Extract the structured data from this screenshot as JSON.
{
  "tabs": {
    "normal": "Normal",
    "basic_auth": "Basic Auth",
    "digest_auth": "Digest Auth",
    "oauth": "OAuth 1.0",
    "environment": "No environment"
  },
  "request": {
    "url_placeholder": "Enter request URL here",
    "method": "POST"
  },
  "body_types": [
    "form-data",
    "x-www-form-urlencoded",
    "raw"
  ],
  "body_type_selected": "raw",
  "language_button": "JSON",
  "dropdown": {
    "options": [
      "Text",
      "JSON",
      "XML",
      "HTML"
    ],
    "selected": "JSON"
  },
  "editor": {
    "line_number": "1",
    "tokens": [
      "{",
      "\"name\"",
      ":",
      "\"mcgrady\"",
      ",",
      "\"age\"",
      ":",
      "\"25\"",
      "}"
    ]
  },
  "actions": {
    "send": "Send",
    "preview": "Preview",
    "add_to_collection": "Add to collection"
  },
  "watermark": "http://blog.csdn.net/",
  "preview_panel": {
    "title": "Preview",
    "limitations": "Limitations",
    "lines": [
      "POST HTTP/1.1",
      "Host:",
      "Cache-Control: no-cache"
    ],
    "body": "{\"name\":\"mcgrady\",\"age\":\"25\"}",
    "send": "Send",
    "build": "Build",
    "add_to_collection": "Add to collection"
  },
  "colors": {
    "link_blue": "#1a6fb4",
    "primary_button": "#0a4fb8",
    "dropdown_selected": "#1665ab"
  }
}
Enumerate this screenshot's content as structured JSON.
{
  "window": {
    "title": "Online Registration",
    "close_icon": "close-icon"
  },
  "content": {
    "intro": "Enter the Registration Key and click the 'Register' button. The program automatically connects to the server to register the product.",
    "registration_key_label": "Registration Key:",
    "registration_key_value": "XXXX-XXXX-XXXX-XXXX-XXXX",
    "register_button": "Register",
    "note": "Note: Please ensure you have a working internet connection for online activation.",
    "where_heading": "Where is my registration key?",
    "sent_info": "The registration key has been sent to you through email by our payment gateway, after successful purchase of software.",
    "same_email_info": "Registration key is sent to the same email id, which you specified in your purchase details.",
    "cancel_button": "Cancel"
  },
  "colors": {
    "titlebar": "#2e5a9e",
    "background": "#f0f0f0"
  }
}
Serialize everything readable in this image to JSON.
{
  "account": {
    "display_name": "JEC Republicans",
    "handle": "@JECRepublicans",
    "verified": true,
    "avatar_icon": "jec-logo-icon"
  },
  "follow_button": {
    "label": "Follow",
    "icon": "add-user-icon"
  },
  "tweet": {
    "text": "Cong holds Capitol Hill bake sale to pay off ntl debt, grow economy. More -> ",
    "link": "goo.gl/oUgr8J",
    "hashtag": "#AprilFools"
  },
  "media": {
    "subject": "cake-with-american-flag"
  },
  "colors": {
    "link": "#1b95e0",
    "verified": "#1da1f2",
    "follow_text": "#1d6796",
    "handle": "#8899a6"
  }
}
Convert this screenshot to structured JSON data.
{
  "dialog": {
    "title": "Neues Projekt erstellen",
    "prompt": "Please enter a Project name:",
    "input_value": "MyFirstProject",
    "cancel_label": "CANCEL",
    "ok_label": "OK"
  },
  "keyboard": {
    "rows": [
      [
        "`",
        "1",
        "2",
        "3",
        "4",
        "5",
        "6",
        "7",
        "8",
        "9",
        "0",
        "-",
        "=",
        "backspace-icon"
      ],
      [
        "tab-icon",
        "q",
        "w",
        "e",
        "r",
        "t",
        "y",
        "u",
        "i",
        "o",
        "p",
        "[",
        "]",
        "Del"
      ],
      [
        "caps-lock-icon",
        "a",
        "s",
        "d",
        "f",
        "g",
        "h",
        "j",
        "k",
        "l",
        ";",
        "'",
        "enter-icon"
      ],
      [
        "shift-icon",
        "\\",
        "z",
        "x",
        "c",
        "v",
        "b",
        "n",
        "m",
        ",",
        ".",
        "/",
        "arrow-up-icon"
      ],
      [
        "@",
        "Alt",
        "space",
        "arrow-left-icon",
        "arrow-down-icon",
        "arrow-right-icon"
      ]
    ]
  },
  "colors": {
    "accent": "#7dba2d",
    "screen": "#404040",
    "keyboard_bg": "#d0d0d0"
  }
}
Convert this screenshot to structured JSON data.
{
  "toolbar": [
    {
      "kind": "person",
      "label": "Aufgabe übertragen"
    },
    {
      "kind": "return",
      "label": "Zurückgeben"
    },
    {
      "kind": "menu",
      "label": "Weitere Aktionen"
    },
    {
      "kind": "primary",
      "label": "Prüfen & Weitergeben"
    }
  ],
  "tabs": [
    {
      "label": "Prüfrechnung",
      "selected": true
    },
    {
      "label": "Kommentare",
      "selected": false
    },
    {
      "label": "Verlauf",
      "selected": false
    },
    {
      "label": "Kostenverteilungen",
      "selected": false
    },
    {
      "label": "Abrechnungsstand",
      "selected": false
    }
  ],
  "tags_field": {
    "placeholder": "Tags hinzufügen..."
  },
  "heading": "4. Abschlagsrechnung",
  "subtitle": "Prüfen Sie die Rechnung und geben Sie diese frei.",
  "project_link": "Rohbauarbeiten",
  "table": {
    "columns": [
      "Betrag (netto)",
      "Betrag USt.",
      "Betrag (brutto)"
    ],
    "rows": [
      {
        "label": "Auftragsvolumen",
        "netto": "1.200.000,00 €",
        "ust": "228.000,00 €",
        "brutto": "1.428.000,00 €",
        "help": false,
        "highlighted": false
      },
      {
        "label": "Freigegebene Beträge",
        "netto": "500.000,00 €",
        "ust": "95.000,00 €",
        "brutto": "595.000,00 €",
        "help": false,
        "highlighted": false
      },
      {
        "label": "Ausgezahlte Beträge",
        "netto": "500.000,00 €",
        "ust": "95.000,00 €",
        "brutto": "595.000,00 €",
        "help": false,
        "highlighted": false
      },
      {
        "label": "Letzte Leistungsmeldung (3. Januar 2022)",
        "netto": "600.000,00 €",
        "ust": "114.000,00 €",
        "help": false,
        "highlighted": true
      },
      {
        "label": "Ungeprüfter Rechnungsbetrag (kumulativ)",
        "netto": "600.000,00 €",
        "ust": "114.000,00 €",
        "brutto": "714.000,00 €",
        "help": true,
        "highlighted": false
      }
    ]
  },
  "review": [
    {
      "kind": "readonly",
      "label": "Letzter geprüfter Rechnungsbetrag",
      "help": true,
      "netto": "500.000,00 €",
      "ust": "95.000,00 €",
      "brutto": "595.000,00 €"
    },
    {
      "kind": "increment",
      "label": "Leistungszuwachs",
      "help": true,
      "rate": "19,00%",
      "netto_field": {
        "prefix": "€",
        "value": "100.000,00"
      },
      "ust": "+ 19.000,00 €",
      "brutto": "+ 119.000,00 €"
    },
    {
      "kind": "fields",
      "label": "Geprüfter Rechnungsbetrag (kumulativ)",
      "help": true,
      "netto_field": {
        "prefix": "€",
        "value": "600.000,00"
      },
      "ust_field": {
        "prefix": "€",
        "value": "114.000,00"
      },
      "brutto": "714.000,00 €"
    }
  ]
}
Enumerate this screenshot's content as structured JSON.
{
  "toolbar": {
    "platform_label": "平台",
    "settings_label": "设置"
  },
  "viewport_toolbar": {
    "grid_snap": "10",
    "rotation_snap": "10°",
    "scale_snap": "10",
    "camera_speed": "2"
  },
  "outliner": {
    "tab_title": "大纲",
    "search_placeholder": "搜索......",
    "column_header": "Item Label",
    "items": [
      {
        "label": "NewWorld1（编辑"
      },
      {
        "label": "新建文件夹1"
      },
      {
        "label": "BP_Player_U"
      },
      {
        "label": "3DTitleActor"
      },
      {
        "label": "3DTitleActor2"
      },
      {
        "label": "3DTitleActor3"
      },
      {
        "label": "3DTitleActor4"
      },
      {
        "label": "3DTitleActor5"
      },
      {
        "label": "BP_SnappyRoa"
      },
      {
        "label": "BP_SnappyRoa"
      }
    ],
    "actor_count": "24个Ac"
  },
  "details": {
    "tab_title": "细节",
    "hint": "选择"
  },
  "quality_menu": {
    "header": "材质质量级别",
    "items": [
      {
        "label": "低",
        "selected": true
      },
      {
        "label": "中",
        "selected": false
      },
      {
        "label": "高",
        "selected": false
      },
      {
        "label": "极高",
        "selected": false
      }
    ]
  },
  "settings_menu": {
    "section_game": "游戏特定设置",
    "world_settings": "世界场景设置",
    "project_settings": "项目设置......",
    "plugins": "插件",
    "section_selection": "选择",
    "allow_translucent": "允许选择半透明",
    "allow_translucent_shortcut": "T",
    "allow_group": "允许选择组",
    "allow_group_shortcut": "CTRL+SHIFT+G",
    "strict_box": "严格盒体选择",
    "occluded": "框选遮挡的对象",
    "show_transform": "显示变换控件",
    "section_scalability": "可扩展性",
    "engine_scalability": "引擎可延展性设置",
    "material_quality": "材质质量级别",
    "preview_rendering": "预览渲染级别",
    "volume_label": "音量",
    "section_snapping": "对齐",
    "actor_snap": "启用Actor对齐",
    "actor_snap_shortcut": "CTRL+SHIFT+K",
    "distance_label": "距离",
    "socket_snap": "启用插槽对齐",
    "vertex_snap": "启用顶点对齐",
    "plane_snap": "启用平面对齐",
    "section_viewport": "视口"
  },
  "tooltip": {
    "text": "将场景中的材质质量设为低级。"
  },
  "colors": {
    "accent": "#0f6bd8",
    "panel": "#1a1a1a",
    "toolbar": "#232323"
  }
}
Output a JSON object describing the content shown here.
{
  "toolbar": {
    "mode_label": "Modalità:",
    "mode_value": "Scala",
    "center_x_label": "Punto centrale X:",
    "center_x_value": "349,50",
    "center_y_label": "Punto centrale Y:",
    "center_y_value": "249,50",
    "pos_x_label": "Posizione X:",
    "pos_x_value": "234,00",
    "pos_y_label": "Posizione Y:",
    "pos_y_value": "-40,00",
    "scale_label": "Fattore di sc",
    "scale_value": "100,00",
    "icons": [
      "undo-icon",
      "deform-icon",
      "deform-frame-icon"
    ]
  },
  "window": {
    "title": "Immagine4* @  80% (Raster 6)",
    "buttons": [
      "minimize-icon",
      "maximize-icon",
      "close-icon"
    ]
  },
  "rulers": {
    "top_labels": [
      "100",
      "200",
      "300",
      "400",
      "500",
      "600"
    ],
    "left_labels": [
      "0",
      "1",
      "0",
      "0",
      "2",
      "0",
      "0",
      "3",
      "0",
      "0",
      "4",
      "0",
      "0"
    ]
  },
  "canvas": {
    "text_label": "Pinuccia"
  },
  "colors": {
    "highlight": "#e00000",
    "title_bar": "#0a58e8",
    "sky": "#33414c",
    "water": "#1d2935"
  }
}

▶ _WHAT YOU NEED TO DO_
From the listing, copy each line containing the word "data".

▶ _TASK OUTPUT_
Extract the structured data from this screenshot as JSON.
    "form-data",
Convert this screenshot to structured JSON data.
Convert this screenshot to structured JSON data.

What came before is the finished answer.